Problem requirements: Scan the material for "Neptun". Copy every line it appears in.

::::::::::

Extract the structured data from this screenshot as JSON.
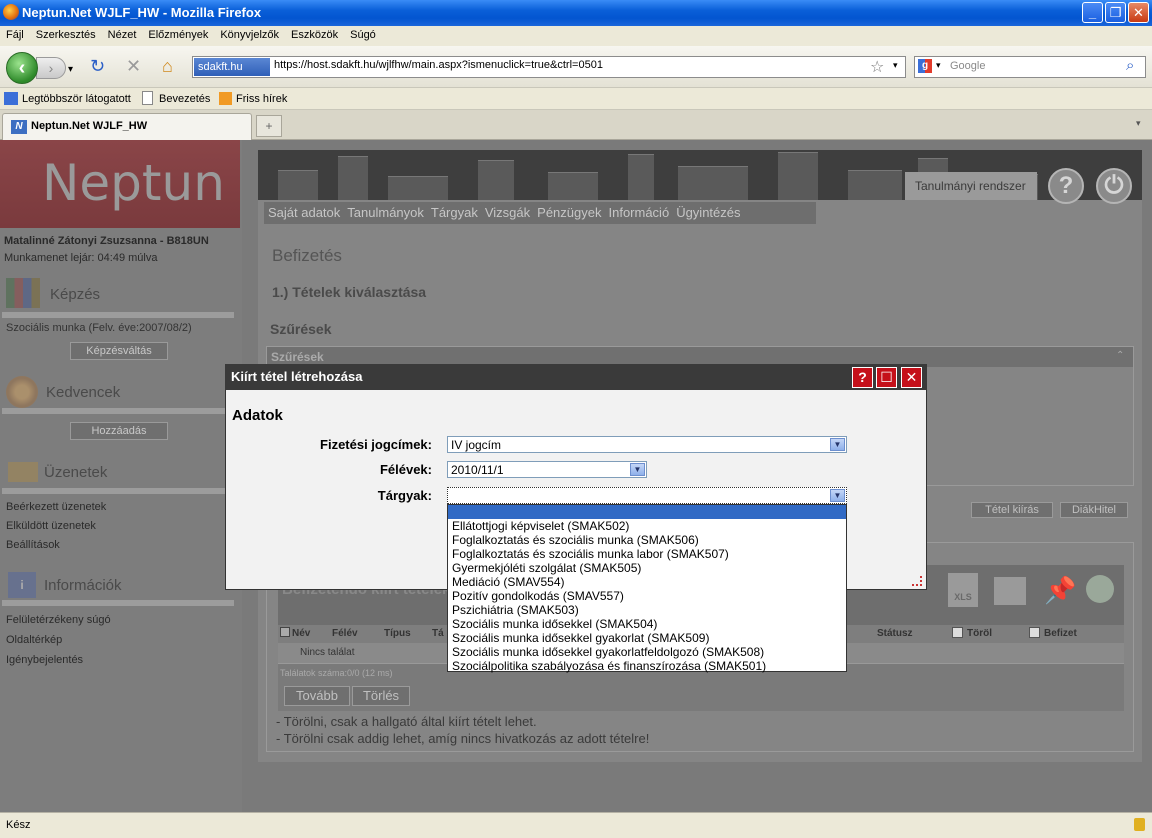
{
  "window": {
    "title": "Neptun.Net WJLF_HW - Mozilla Firefox"
  },
  "menubar": [
    "Fájl",
    "Szerkesztés",
    "Nézet",
    "Előzmények",
    "Könyvjelzők",
    "Eszközök",
    "Súgó"
  ],
  "nav": {
    "badge": "sdakft.hu",
    "url": "https://host.sdakft.hu/wjlfhw/main.aspx?ismenuclick=true&ctrl=0501",
    "search_placeholder": "Google"
  },
  "bookmarks": [
    "Legtöbbször látogatott",
    "Bevezetés",
    "Friss hírek"
  ],
  "tab": {
    "title": "Neptun.Net WJLF_HW"
  },
  "sidebar": {
    "logo": "Neptun",
    "user": "Matalinné Zátonyi Zsuzsanna - B818UN",
    "session": "Munkamenet lejár: 04:49 múlva",
    "kepzes_head": "Képzés",
    "kepzes_item": "Szociális munka (Felv. éve:2007/08/2)",
    "kepzes_btn": "Képzésváltás",
    "kedvencek_head": "Kedvencek",
    "kedvencek_btn": "Hozzáadás",
    "uzenetek_head": "Üzenetek",
    "uzenetek_items": [
      "Beérkezett üzenetek",
      "Elküldött üzenetek",
      "Beállítások"
    ],
    "info_head": "Információk",
    "info_items": [
      "Felületérzékeny súgó",
      "Oldaltérkép",
      "Igénybejelentés"
    ]
  },
  "header": {
    "system_tab": "Tanulmányi rendszer"
  },
  "mainmenu": [
    "Saját adatok",
    "Tanulmányok",
    "Tárgyak",
    "Vizsgák",
    "Pénzügyek",
    "Információ",
    "Ügyintézés"
  ],
  "page": {
    "title": "Befizetés",
    "step": "1.) Tételek kiválasztása",
    "filters_title": "Szűrések",
    "filters_panel": "Szűrések",
    "btn_tetel": "Tétel kiírás",
    "btn_diak": "DiákHitel",
    "grid_title": "Befizetendő kiírt tételek",
    "grid_cols": [
      "Név",
      "Félév",
      "Típus",
      "Tá",
      "Státusz",
      "Töröl",
      "Befizet"
    ],
    "grid_empty": "Nincs találat",
    "grid_count": "Találatok száma:0/0 (12 ms)",
    "btn_tovabb": "Tovább",
    "btn_torles": "Törlés",
    "note1": "- Törölni, csak a hallgató által kiírt tételt lehet.",
    "note2": "- Törölni csak addig lehet, amíg nincs hivatkozás az adott tételre!"
  },
  "dialog": {
    "title": "Kiírt tétel létrehozása",
    "section": "Adatok",
    "label_jogcim": "Fizetési jogcímek:",
    "value_jogcim": "IV jogcím",
    "label_felev": "Félévek:",
    "value_felev": "2010/11/1",
    "label_targy": "Tárgyak:",
    "value_targy": "",
    "options": [
      "",
      "Ellátottjogi képviselet (SMAK502)",
      "Foglalkoztatás és szociális munka (SMAK506)",
      "Foglalkoztatás és szociális munka labor (SMAK507)",
      "Gyermekjóléti szolgálat (SMAK505)",
      "Mediáció (SMAV554)",
      "Pozitív gondolkodás (SMAV557)",
      "Pszichiátria (SMAK503)",
      "Szociális munka idősekkel (SMAK504)",
      "Szociális munka idősekkel gyakorlat (SMAK509)",
      "Szociális munka idősekkel gyakorlatfeldolgozó (SMAK508)",
      "Szociálpolitika szabályozása és finanszírozása (SMAK501)"
    ]
  },
  "status": {
    "text": "Kész"
  }
}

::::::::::

Solved problem:
    "title": "Neptun.Net WJLF_HW - Mozilla Firefox"
    "title": "Neptun.Net WJLF_HW"
    "logo": "Neptun",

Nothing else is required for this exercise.